Architects, too, can no longer avoid culpability because of their remove from the supply chain. “We fail to realize that every line a designer or architect draws sets into motion a string of actions that have environmental, social, and ethical repercussions,” write Florian Idenburg and Jing Liu, principals of the New York-based architecture firm SO­-IL.

Prince says that she hopes the industry will apply the “muscle memory” from the green building movement and its subsequent certification programs, such as LEED, to create a radical paradigm shift. Much of Prince’s work at the Foundation, located in a sinuous, transparent 83,000-square-foot headquarters in New Canaan, Connecticut, designed by SANAA, has been focused on ending modern day slavery and gender-based violence. Prince founded the multifunctional and hybrid community center, arts center, and foundation in 2009. The building was completed six years later.

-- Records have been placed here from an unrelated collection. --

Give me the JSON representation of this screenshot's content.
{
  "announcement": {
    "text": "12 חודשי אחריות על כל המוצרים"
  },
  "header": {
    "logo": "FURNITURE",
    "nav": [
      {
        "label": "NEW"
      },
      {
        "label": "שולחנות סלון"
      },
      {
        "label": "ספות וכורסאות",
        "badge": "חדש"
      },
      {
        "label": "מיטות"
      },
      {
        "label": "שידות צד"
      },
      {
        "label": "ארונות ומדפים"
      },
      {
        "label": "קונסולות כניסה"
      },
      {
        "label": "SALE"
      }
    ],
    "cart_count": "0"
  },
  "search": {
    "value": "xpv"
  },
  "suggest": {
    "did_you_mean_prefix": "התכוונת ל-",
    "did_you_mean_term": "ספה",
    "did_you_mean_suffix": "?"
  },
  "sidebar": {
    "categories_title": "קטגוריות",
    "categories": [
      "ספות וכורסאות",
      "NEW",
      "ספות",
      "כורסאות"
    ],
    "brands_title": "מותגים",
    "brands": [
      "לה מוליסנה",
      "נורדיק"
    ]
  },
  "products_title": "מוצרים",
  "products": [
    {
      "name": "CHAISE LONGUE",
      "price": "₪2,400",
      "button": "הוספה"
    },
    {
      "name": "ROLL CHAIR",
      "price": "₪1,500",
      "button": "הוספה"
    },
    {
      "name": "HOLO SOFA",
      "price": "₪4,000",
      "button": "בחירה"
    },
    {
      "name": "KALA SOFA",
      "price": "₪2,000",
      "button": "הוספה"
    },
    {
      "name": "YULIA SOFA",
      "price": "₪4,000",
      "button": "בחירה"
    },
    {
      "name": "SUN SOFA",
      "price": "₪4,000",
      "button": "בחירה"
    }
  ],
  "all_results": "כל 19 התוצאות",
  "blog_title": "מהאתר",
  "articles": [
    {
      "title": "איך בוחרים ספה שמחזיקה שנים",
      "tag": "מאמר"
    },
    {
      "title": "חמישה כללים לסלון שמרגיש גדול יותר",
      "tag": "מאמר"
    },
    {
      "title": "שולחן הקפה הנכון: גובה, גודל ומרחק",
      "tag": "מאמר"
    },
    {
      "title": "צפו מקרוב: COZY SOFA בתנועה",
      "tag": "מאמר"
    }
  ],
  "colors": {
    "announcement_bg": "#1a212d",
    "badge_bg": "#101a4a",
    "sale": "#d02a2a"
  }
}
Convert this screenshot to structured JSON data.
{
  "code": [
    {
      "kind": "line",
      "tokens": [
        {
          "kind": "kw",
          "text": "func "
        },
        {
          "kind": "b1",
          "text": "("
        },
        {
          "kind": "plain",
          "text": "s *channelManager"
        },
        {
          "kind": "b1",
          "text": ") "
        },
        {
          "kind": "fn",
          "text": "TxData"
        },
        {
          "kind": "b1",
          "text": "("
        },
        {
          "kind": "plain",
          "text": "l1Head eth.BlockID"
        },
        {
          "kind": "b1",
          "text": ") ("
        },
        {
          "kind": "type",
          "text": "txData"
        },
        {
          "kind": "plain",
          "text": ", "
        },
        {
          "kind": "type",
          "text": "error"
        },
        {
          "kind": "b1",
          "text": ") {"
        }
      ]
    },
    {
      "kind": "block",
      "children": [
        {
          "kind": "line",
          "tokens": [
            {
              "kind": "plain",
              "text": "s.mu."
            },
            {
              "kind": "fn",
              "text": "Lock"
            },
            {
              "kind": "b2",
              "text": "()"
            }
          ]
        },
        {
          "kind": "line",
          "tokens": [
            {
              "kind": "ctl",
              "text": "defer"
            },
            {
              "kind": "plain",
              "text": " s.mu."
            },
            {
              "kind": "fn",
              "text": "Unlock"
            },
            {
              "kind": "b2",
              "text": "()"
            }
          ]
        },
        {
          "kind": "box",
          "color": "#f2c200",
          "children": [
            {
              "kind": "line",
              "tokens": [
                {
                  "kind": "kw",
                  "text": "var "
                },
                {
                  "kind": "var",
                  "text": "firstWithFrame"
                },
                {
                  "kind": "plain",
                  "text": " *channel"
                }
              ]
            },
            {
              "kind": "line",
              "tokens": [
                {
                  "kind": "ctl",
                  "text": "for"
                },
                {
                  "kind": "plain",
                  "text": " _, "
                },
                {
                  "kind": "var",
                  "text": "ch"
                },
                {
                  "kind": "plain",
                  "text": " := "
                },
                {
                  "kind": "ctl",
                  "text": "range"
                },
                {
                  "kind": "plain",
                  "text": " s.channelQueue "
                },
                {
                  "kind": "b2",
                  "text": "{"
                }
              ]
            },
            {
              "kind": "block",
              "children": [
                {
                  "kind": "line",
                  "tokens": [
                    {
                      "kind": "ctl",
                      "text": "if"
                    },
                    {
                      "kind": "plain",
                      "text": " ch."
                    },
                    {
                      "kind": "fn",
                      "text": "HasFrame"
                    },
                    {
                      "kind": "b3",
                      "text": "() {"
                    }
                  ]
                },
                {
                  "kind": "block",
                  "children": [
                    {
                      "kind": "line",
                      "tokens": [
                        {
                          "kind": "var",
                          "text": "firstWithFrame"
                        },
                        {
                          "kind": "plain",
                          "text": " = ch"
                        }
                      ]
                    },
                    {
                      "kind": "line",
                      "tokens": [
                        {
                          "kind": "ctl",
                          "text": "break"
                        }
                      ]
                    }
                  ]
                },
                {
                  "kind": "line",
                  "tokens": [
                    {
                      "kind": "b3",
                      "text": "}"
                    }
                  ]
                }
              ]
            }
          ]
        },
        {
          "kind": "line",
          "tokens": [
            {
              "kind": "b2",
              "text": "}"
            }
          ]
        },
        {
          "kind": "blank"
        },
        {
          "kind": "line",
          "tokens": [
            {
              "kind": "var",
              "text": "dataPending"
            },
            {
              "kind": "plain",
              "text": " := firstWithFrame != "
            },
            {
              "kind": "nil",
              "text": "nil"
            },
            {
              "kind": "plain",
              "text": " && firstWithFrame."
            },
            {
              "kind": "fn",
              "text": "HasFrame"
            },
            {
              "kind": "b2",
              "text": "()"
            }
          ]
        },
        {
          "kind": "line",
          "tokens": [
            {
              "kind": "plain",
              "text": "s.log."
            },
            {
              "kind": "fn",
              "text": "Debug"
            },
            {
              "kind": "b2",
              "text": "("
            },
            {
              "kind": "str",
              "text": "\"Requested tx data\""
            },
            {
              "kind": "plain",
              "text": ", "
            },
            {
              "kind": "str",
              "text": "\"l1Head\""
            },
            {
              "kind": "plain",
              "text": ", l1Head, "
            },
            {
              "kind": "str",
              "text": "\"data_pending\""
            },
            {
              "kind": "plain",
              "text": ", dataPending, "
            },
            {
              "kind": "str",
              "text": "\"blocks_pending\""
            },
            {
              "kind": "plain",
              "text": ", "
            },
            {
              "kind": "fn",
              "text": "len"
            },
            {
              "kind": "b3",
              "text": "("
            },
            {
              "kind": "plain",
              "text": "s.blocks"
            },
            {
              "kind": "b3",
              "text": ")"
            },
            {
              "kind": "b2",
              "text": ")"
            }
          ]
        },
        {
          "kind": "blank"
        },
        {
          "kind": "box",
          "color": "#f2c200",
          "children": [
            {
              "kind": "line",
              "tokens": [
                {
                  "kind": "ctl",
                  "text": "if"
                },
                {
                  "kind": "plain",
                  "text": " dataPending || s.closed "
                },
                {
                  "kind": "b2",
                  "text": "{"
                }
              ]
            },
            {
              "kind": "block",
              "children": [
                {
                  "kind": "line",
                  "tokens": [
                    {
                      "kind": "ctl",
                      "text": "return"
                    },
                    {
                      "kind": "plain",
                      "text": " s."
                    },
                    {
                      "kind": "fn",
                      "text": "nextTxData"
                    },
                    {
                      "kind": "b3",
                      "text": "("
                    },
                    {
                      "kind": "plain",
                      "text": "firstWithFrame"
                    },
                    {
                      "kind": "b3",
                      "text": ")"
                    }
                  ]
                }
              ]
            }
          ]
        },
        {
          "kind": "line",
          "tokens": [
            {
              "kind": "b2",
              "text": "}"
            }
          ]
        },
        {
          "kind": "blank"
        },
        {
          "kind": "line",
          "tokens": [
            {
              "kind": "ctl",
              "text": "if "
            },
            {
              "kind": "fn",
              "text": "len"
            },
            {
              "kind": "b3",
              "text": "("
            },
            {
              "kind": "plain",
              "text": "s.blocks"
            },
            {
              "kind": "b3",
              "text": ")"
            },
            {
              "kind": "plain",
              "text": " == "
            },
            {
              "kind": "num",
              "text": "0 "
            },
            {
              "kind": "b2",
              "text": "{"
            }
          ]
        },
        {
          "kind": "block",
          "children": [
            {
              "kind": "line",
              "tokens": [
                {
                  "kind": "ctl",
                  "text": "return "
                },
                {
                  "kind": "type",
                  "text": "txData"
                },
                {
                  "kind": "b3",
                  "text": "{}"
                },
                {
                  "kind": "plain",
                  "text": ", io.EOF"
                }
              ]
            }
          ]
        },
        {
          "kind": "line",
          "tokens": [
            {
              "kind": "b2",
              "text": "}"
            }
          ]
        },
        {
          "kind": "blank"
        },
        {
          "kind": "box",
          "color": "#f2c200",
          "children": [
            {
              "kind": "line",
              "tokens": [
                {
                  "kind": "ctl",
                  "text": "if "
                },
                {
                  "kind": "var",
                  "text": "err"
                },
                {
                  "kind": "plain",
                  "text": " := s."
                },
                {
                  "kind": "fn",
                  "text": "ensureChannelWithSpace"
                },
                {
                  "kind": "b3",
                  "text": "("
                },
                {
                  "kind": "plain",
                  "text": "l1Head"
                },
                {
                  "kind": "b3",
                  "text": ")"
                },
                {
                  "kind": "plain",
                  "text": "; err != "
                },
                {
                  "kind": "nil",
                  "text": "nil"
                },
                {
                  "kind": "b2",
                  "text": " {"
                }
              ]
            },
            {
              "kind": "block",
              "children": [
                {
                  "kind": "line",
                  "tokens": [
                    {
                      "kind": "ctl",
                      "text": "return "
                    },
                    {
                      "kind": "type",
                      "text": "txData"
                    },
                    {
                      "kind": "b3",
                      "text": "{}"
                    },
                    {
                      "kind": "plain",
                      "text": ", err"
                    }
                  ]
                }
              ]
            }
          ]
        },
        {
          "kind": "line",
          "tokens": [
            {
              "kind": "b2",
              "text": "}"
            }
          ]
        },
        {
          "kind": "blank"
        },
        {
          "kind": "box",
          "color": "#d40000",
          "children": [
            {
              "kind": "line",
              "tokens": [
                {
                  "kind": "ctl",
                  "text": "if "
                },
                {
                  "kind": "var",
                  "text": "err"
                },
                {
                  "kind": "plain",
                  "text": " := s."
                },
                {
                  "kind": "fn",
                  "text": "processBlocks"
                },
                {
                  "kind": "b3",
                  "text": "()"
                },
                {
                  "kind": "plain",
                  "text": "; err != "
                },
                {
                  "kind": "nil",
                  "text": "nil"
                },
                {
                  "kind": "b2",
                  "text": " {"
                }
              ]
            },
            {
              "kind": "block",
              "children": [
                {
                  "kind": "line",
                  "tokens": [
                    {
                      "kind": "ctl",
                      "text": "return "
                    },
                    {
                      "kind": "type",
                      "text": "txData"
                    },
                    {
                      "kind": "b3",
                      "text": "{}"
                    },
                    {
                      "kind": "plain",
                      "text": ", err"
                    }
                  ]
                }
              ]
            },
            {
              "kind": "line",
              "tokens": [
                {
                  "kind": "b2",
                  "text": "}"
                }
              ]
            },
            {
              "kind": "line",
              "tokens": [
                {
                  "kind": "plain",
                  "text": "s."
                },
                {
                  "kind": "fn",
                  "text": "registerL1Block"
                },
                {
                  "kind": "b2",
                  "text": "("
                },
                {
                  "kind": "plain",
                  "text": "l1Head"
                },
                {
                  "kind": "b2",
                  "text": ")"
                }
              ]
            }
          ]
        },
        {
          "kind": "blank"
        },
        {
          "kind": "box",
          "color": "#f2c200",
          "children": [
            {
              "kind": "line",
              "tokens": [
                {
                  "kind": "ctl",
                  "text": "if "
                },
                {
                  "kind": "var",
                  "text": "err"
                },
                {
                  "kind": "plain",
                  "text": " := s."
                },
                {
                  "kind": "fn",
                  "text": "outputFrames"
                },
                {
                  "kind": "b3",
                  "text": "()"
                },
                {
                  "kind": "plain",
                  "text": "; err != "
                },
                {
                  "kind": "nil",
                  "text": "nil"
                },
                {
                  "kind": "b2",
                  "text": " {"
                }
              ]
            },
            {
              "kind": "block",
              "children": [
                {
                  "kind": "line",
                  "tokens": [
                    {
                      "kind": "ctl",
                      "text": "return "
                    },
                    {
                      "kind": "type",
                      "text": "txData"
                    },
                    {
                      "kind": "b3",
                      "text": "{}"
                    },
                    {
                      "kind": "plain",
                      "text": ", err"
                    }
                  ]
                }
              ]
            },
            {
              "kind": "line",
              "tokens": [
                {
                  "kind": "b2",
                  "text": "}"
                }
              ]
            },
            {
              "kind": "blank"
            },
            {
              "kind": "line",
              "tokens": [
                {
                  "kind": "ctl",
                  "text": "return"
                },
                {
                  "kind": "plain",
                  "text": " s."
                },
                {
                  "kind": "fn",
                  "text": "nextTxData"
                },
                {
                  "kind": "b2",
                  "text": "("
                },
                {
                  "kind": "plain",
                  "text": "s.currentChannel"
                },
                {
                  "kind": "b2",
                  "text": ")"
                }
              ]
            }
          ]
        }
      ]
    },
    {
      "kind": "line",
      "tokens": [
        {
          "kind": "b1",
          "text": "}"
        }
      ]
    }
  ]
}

Sharon Prince says she “connected the dots” when her advocacy work coincided with her increased involvement in the architectural world. (The report includes a supply chain audit of the SANAA building’s own 60,000-square-foot aluminum rainscreen roof by Sciame Construction and acknowledges that some of the primary material sources could not be traced.) “Every single person in the ecosystem of the built environment, simply has to ask the question, where and by whom made the materials for this building?” says Prince. launched today with online resources and tools. A series of free webinars hosted by Grace Farms and Pratt Institute will kick off October 29 with Innovative Tools in the Movement Toward Slave-Free Buildings featuring Sharon Prince; Dr. Harriet Harriss, dean of the School of Architecture, Pratt Institute; Susan Jones, principal architect and founder, Atelier Jones Architecture; Chris Sharples, principal, SHoP Architects; Michael Green, principal, Michael Green Architecture; and Phillip Bernstein, associate dean, Yale School of Architecture.